One of the most difficult aspects of being a Shin is managing all of the fundamental duties needed to run a performance of this magnitude. As Shin, you are expected to wear several different hats, quite frequently at the same time. The Shin might be a…
- Production Manager – making personnel decisions, determining disciplinary action, coordinating practice times and locations, etc..
- Choreographer – coming up with the overall theme and group routines, and making sure each unit is practicing.
- Secretary – tracking communications and relaying important information, attending meetings, writing reports, meeting deadlines, scheduling practices, tracking tickets, fb groups, etc…
- Safety Coordinator – developing, training and supervising all safety personnel with regards to fire performance.
- Therapist – assessing personalities and adjusting teams accordingly, acting as counselor when personality problems arise, administering disciplinary action as needed, and sometimes even managing break-ups within groups.
- Videographer – figuring out the performance layout for filming, as well as overseeing the filming itself.
- Costume Designer – overseeing the overall look of the performance, as well as individual groups.
- Prop Designer – creating or sourcing large fire props should your group choose to include them in your dance.
- Accountant – figuring out how to pay for group items such as practice fuel, costuming, cost for large props, practice spaces, etc..
- Location Scout – finding legal and appropriate places to spin fire.
- Cat Wrangler – coordinating rehearsal times, filming days, on-playa meetings, etc..
As you can see, there is a lot to be responsible for. What we would like you to realize is that although as Shin you are responsible to make all these things happen, you are not expected to do them all yourselves. In other words, delegate, delegate, delegate! If choreography isn’t your thing, find someone who does it well within your group or hire a professional from your local dance studio to come out and help throw together some ideas one night. The same goes for filming your submission video, and costuming. Find the people who do these things well and add them to your group.
Another difficult area is figuring out how to oversee different personalities. From the perfectionistic practice fanatic to the comedian who disrupts practices, seasoned divas and enthusiastic newbies, determining how to motivate all personality types can be a daunting task indeed. Talking to other, more experienced Shins may go a long way in these situations. Be sure to consult with your Shin Assist(s) to make collaborative decisions moving forward.
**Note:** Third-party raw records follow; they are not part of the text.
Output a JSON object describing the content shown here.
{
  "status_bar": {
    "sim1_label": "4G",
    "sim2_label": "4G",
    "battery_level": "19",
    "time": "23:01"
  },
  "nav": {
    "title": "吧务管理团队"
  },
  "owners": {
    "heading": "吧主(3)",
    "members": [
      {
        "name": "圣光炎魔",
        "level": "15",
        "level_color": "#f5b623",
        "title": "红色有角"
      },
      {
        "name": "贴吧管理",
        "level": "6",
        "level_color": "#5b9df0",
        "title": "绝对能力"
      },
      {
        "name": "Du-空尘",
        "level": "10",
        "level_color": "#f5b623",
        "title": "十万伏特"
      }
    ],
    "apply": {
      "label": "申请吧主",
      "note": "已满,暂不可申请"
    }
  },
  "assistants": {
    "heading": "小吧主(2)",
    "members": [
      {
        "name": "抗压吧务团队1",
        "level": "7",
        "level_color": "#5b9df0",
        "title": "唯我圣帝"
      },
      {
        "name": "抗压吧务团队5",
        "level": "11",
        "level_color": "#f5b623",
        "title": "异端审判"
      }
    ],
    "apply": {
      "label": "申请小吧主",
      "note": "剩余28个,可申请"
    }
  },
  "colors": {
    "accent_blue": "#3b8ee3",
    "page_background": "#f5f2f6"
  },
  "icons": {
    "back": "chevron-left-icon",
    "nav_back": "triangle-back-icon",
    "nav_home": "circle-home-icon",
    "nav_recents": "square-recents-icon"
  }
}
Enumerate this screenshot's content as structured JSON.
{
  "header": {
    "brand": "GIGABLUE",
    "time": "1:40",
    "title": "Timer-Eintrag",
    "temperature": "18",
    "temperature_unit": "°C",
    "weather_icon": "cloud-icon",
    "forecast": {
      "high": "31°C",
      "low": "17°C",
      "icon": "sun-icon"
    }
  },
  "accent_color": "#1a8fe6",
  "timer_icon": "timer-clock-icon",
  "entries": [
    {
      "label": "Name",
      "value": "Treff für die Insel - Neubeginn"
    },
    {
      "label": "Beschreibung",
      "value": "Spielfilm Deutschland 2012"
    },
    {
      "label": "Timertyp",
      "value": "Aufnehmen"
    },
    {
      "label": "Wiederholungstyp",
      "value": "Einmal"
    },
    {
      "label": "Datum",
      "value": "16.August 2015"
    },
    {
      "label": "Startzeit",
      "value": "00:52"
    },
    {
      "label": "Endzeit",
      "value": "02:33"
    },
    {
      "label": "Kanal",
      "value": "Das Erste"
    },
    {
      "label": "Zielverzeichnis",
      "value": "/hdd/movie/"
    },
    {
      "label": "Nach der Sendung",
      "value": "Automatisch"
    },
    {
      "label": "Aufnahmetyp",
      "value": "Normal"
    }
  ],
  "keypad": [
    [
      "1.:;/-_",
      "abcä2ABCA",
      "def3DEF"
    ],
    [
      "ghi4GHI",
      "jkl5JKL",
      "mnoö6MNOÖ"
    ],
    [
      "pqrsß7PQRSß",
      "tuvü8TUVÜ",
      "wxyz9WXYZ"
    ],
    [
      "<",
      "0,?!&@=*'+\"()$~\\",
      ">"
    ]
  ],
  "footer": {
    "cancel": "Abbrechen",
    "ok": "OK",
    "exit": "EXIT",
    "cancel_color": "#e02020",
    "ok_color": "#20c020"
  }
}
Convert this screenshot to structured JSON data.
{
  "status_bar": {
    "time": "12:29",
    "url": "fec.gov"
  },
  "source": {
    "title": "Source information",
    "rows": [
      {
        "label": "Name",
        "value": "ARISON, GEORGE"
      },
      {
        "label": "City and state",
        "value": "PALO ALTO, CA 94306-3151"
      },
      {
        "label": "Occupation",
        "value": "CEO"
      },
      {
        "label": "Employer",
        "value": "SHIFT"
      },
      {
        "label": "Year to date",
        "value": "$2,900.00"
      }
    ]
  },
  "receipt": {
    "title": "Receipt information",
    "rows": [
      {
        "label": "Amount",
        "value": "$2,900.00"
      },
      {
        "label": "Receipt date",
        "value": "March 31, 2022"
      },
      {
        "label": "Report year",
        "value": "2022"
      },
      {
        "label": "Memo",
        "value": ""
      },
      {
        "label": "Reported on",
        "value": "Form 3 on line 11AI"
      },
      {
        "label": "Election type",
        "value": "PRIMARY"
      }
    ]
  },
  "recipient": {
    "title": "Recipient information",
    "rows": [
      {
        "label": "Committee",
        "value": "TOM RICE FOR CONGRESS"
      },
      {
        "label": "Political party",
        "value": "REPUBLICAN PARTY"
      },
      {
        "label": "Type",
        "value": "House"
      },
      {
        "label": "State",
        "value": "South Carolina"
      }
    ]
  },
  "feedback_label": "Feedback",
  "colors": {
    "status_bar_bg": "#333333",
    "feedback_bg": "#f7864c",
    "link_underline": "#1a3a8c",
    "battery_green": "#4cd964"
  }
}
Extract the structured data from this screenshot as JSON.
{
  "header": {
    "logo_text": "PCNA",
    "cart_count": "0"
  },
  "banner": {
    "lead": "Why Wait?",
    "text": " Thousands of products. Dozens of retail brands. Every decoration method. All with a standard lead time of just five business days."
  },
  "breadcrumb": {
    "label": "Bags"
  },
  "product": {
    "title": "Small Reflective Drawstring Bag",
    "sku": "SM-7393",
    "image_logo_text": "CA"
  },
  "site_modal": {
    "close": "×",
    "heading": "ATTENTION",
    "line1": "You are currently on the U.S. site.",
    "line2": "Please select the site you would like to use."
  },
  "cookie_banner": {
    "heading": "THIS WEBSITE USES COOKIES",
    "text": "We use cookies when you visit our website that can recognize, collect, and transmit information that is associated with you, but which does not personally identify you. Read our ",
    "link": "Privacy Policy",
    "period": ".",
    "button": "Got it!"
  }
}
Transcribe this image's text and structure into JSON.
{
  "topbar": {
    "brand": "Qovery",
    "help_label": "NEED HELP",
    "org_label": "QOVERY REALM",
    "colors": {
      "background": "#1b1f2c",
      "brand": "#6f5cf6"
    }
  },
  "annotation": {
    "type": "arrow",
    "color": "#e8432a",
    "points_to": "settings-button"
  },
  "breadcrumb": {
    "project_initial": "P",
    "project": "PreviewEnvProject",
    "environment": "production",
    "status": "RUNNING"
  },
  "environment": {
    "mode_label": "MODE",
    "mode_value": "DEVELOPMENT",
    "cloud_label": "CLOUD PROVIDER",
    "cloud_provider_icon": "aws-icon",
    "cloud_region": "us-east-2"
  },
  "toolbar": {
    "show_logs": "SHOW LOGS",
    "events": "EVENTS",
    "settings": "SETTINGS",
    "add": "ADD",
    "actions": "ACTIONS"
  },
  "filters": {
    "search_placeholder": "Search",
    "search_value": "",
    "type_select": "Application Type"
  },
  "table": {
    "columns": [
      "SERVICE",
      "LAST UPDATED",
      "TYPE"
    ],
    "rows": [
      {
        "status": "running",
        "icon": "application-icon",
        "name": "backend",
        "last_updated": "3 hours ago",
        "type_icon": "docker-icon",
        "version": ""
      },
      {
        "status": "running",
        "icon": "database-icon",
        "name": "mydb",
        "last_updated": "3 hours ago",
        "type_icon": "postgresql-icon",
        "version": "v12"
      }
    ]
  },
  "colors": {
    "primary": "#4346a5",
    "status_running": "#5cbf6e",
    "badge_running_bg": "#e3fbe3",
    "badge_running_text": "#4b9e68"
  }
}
When dealing with extremely difficult people or situations, try sourcing answers through the internet. Here are a few articles that might help:
This article published in Psychology Today entitled “20 Expert Tactics for Dealing with Difficult People” outlines the tactics that professional crisis intervention teams use, and covers defusing difficult situations including angry and unreasonable people.
Another article entitled “The 5 Toughest Personalities and how to Manage Them” looks at some of the more common personalities you may encounter in your groups, and how to motivate them to be more productive.
Absenteeism is a very common problem throughout conclave groups. How do you keep people motivated to come to practices without burning them out? Especially once you finish filming and have been informed that you have made it into the Great Circle (which is when you should be perfecting and polishing your choreography).
Some helpful tips that have been used in the past are:
- Setting a limit on the number of absences each member can have.
- Setting consequences for absences (ie: withhold performer tickets, replacement in group, etc..)
- Maintaining a wait list of potential members in case someone leaves (or is asked to leave!).
- Research each member’s commitment level regarding making practices up front and plan accordingly. If they know they cannot make practices on a regular basis, utilize them in smaller roles, or as safety personnel.
The Social Contract:
“A social contract is an agreement, either implicit or explicit, governing the behavior of individuals and organizations within a certain context such as a workplace, a culture, a nation or a social media site.”
Remind people that by showing up they are agreeing to a social contract. There are rules to follow but also a destination and a shared goal to reach. The group is a community, and you will all benefit if you all work toward the same goal. You as shin need to not only set the rules but be sure to set an example as well.
Adopt a New Leadership Style: Stop Managing, Start Leading:
Depending on the makeup of your group, there may be times when your typical style of managing just doesn’t work. In the TEDx Talk below, Hamza Khan explores a new managerial contract: co-creation. The idea that creating an environment for community and intentional engagement can be more effective when you are dealing with a team of artists who have their own unique style and ambitions. Get your team to emotionally invest in the process. To bring out the best in them, you need to bring out the best in yourself. Coach. Motivate. Impower.
Remember, you are not alone. The Shin List and Discord are great places to further discuss ideas on how to manage your group with other Shins and find out what works for them.
Also, the Fire Conclave Council is here to help. If you have any questions or concerns regarding managing your group, feel free to contact us!
For more information on managing, refer to the Fire Conclave Handbook.
The Fire Conclave Council,
Crimson, Tabasco, Wrangler, Scorch and Natalie
Photo Credit: Vimala Faith